The first C is Conscience. Is the candidate a person of moral integrity? Is he or she God-fearing and maka-Dios? Does he have a moral compass? Does he follow the dictates of his conscience that tells him what is morally right and morally wrong? Does he respect human rights and the dignity of every person, including crime suspects, indigenous people and rebel groups? Is he transparent and accountable in public transactions? Are there charges of corruption against him? Of vote-buying and other election malpractices?
Integrity comes from the root word meaning “whole,” whereas corruption denotes cor-rumpere or a fragmented heart. Pope Francis has observed that “corruption is a sinful hardening of the heart that replaces God with the illusions that money is a form of power.”
The second C is Competence. What is the candidate’s educational background? How is his health situation (physical, mental, etc.)? What is his record of service – both in government or in private life? Does he have enough years of experience for the office he is running for?
In the same way that we ride a plane with the assurance that the pilot is adequately trained and experienced, so also we have to scrutinize the competence of those who offer to pilot the ship of state or our local community.
Competence or capability should not be based on popularity alone, or on name recall. We do not go to a medical doctor simply because of his name or title. We make sure that he has the needed credentials for his profession. How much more do we need to scrutinize candidates who purport to heal not only individuals but the social ills of society.
The third C is Compassion. Does the candidate show an option for the poor and marginalized? Is he maka-tao? Is he willing to work for social justice to address the social problems of mass poverty and inequality – e.g., by pushing for asset reforms? Does he protect the rights of minority communities – particularly indigenous people, Muslims, and other marginalized sectors? Does he work for the empowerment of the poor, instead of just giving dole-outs? Finally, the candidate should not be seen as elitist or pro-rich and powerful.
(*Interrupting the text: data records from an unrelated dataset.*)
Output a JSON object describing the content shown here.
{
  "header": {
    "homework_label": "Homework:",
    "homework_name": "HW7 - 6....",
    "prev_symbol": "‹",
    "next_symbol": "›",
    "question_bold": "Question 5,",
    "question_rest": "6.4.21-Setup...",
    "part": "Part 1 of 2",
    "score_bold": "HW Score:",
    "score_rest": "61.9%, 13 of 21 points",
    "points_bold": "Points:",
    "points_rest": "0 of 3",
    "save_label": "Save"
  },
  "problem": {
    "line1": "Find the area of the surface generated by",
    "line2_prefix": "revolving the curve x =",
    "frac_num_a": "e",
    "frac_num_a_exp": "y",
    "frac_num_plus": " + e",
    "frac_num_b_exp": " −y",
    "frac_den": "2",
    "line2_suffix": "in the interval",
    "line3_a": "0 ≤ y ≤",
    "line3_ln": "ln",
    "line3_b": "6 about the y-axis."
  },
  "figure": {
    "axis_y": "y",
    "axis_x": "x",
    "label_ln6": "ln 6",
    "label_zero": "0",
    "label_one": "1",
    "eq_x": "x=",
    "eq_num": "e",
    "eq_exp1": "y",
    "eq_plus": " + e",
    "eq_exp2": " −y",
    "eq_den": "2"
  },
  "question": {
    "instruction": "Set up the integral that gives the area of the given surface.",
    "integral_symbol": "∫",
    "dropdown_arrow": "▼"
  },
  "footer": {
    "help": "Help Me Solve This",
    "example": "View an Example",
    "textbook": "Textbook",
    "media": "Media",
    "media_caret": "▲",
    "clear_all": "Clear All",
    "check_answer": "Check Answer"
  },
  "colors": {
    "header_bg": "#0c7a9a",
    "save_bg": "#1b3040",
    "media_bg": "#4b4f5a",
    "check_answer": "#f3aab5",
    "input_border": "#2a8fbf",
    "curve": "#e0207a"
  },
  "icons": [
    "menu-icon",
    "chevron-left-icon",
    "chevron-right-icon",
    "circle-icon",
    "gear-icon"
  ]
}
The fourth C is Companionship. Who are the candidate’s supporters and advisers? Are they persons of integrity with a sound reputation? Does the candidate belong to a political party? What is its platform for governance? Are these simply promises or a concrete program of government?
Does the candidate belong to a political dynasty or is he beholden to traditional politicians (trapos)? Research findings have pointed out a disturbing correlation between the presence of political dynasties and poverty incidence, violence and corruption. The Philippine Constitution has also indicated the need to control political dynasties.
The fifth C in evaluating candidates is Commitment. Does the candidate manifest sincerity, decisiveness, and political will in his leadership style? Questions of loyalty to country in terms of citizenship and residency requirements have to be addressed. Where was the candidate during the Martial Law years and what was his stand then and now? Is he maka-bayan? What is his stand on key issues today such as protection of the environment, peace-building, and anti-poverty programs?
These then are the five C’s – Conscience, Competence, Compassion, Companionship, and Commitment – that can give us a more realistic profile of each candidate. The candidate can be rated for each C along a scale from “very poor” to “very good.” On their part, each candidate will likely highlight only his strong points in some of the five C’s.
Yet, for voters, it is imperative to weigh all the five C’s in a candidate’s profile to arrive at a more balanced view of whom to vote for. For the Parish Pastoral Council for Responsible Voting (PPCRV), this is the meaning of One Good Vote – by the individual and for ever-widening Circles of Discernment.
“Opus Solidaritatis Pax”
+Antonio J. Ledesma, SJ
Archdiocese of Cagayan de Oro